For the past couple of years, I have been consistently embracing a practice that many of the ancient traditions observed – to treat every encounter as if it were my last. It is a practice that is borne out of a recognition that everything is impermanent and ephemeral.
Every Sunday at noon, almost without exception, I visit my father and his wife for lunch. Accompanying me is usually one of my children, depending on what’s happening that particular Sunday. Lunch with Popa as we affectionately call it is one of my favorite times of the week. They live in a two-bedroom apartment, about ¾ of a mile from where I live. Vestiges of my father’s European/Jewish heritage are evident everywhere, including a table full of smoked fish, pickled vegetables, and desserts – not to mention the incessant demands to eat more food than we actually need or want. The whole scene is sweet. We spend our time catching up on the week we’ve just had, with my dad and his wife mostly sharing about their excursions to various healthcare professionals and me showing pictures of our puppy or fixing something that has mysteriously gone wrong with the one smartphone they share.
A few Sundays ago, I hugged and kissed them goodbye. I began my climb down the stairs from their 5th floor apartment. As I reached the third-floor landing, something struck me. I had been particularly distracted when I had been saying my goodbyes, so much so that I could barely remember leaving them. I thought to myself, “What if this were the last chance I ever had to hold and kiss my father?” In that split second, I debated whether to turn back around. Part of me thought it would seem strange. The better part of me fortunately prevailed, and I headed back up the stairs. I knocked on the door. My father answered and asked if I had forgotten something. I looked at him and simply told him that I just wanted to hug him again. I held him for several seconds, kissing him on the top of his head. I looked into his somewhat bewildered face and I could tell that deep down he realized exactly what I was doing. It was a moment to treasure forever. I left and walked down the stairs again, tears of joy streaming down my face. At that moment, I believed I experienced what Joseph Campbell famously called “the rapture of being alive.”
For the past couple of years, I have been consistently embracing a practice that many of the ancient traditions observed – to treat every encounter as if it were my last. It is a practice that is borne out of a recognition that everything is impermanent and ephemeral. That the next second of time is never guaranteed. I have found this simple act to be transformational. It wakes me up from the anesthetized state into which it is so easy to fall. And it enables a deep presence and immersion into the beauty of each and every connection in my life. It means I do a lot of hugging. My wife and children can’t leave the house without me running towards them and embracing them. What a gift that is to me. And hopefully to them. And it doesn’t just need to be relationships. We have the opportunity to savor everything as if it were our last. A hot cup of coffee. A walk through nature. The smell of flowers. A good book. Even as I write these very words, this practice reminds me to treasure the time writing. What if this were the last weekly email I write? That question itself transforms the act of writing from a regular occurrence to something sacred and deeply meaningful.

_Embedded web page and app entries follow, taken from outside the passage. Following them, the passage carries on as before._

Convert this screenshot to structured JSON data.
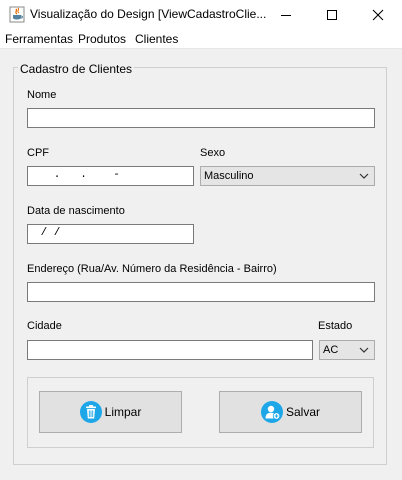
{
  "window": {
    "title": "Visualização do Design [ViewCadastroClie...",
    "app_icon": "java-cup-icon",
    "controls": [
      "minimize-icon",
      "maximize-icon",
      "close-icon"
    ]
  },
  "menu": {
    "items": [
      "Ferramentas",
      "Produtos",
      "Clientes"
    ]
  },
  "form": {
    "panel_title": "Cadastro de Clientes",
    "nome": {
      "label": "Nome",
      "value": ""
    },
    "cpf": {
      "label": "CPF",
      "value": "   .   .    -"
    },
    "sexo": {
      "label": "Sexo",
      "value": "Masculino"
    },
    "data_nascimento": {
      "label": "Data de nascimento",
      "value": " / /"
    },
    "endereco": {
      "label": "Endereço (Rua/Av. Número da Residência - Bairro)",
      "value": ""
    },
    "cidade": {
      "label": "Cidade",
      "value": ""
    },
    "estado": {
      "label": "Estado",
      "value": "AC"
    }
  },
  "buttons": {
    "limpar": {
      "label": "Limpar",
      "icon": "trash-icon"
    },
    "salvar": {
      "label": "Salvar",
      "icon": "add-user-icon"
    }
  },
  "colors": {
    "window_bg": "#f0f0f0",
    "button_icon": "#1ea7e8"
  }
}
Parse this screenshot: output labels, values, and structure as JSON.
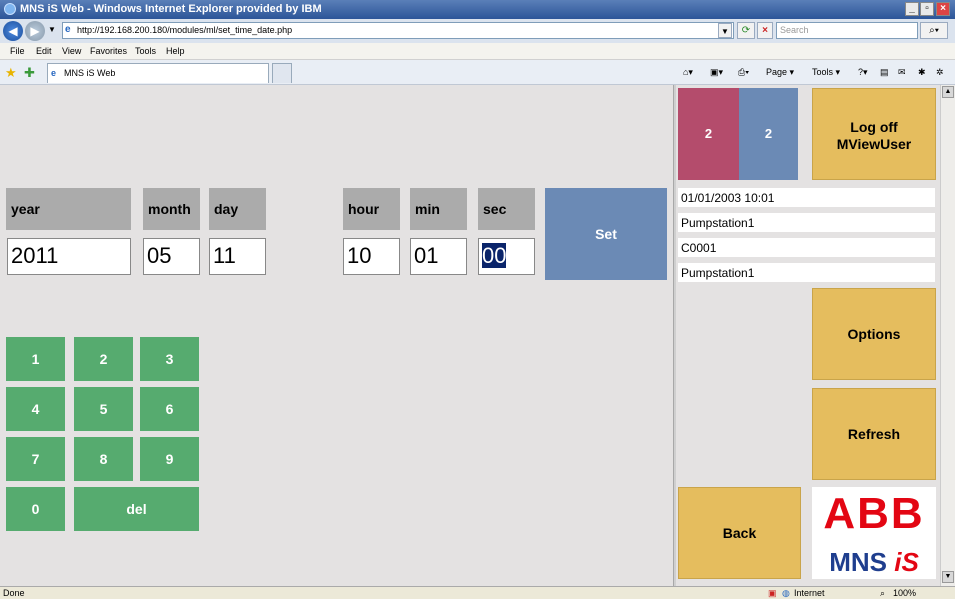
{
  "window": {
    "title": "MNS iS Web - Windows Internet Explorer provided by IBM",
    "minimize": "_",
    "maximize": "▫",
    "close": "×"
  },
  "address": {
    "url": "http://192.168.200.180/modules/ml/set_time_date.php",
    "search_placeholder": "Search",
    "back_icon": "◀",
    "forward_icon": "▶"
  },
  "menu": [
    "File",
    "Edit",
    "View",
    "Favorites",
    "Tools",
    "Help"
  ],
  "tab": {
    "label": "MNS iS Web"
  },
  "commandbar": {
    "page": "Page ▾",
    "tools": "Tools ▾",
    "zoom": "100%"
  },
  "datetime": {
    "headers": {
      "year": "year",
      "month": "month",
      "day": "day",
      "hour": "hour",
      "min": "min",
      "sec": "sec"
    },
    "values": {
      "year": "2011",
      "month": "05",
      "day": "11",
      "hour": "10",
      "min": "01",
      "sec": "00"
    },
    "set_label": "Set"
  },
  "keypad": {
    "keys": [
      "1",
      "2",
      "3",
      "4",
      "5",
      "6",
      "7",
      "8",
      "9",
      "0"
    ],
    "del": "del"
  },
  "sidebar": {
    "alarm_count_red": "2",
    "alarm_count_blue": "2",
    "logoff_line1": "Log off",
    "logoff_line2": "MViewUser",
    "info": [
      "01/01/2003 10:01",
      "Pumpstation1",
      "C0001",
      "Pumpstation1"
    ],
    "options": "Options",
    "refresh": "Refresh",
    "back": "Back",
    "logo_abb": "ABB",
    "logo_mns": "MNS",
    "logo_is": "iS"
  },
  "status": {
    "left": "Done",
    "zone": "Internet",
    "zoom": "100%"
  },
  "colors": {
    "header_gray": "#ababab",
    "set_blue": "#6b8ab5",
    "keypad_green": "#56ab6f",
    "button_yellow": "#e5bd5e",
    "alarm_red": "#b44c6c"
  }
}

May your week be filled with opportunities to pause, wake up, and take in the incredible gifts in every second of your day.
No matter who you are or where you live, it’s likely that you’ve experienced some shortage of the goods you typically consumed. Here’s a really good explanation for why.
Adam Grant has a great list of the top 12 leadership books to read this summer.
The quote that caught my attention this week: “We have sunk to such a depth that the restatement of the obvious has become the first duty of intelligent men.” – George Orwell